The 6-foot-4, 208-pound Jackson has yet to have to sling the ball around in the fourth quarter because of the Rams' hefty leads, but he still has posted dazzling numbers.

With a deep and talented corps of receivers, Jackson has locked in with them to complete 90 of 128 passes (.703) for 1,641 yards, 20 touchdowns and just three interceptions. His average completion has covered 18.2 yards, and seniors Jarius Cameron, Marcus Lewis Jr. and Trae Ruffin have stepped up to make big catches, along with Chubb and Hubbard.

"From where Josh was two summers ago to now is leaps and bounds different," Tyner coach Scott Chandler said. "The reason is because he wanted to get better and put in the work to make it happen. His footwork, mechanics, arm strength and body have all gotten so much better, along with his reads.

"He has become a student of the game more than he ever thought about being before. He's feeling really comfortable in the second year of our system now, too."

Chandler, Ooltewah's head coach from 2018 to 2020, took over at Tyner in May 2021, and his hire ended a bumpy offseason for the Rams as he was the program's third leader in a six-month span.

Tyner is just five years removed from an appearance in the BlueCross Bowl state title game, but the Rams have only a pair of first-round playoff wins since then, with each of their past four seasons ending with a postseason loss to Trousdale County.

This season's team appears capable of something bigger, and the connection between Jackson and his teammates has made for a special final ride for the senior Rams.

Hubbard has started a podcast with Jackson called "Real Reality Vidzz" on YouTube, with hopes of inspiring others around Chattanooga to do great things on and off the field.

"We really have a great chemistry, and it shows in the game," Hubbard said. "I knew all the work and dedication we put in would pay off. Our mental state and physical state are strong. Josh is my brother, and I will go to war with him any day. He's the best quarterback in the state."

Jackson can also make plays with his legs, but he has proven quite capable as a pocket passer in a high-flying offense directed by coaches Christian Mainor, Justin Houston and Les Boyum. The scheme's balance has been helped by the explosive abilities of running back Markel McKinley, who has 23 carries for 321 yards and seven scores over his past three games and 12 rushing touchdowns this season.

The 2017 Tyner team became the program's first state finalist since 1997, when the Rams won the school's lone football state championship a year after making their first appearance in the title round.
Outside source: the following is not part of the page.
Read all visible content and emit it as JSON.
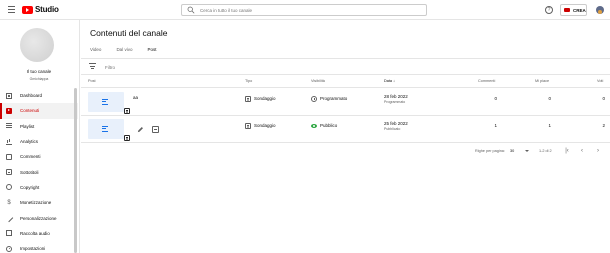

The current Rams would surely love to add to the program's lore by making their own title run, but there is still the home stretch of the regular season to travel -- and a big test on their own turf Friday night.

Jackson and Co. now turn their focus to Meigs County (6-2, 2-1), which beat them 19-18 last season with a late stop of a 2-point conversion attempt. The Rams could lock up a region championship with a home win, but the physical Tigers have their own title hopes.

"My grandmother passed away last season on the day of this game. She was a mother figure to me," Jackson said. "I am going to go out there and give it my all for her and my team. I won't let them down."

Contact Patrick MacCoon at pmaccoon@timesfreepress.com. Follow him on Twitter @PMacCoon.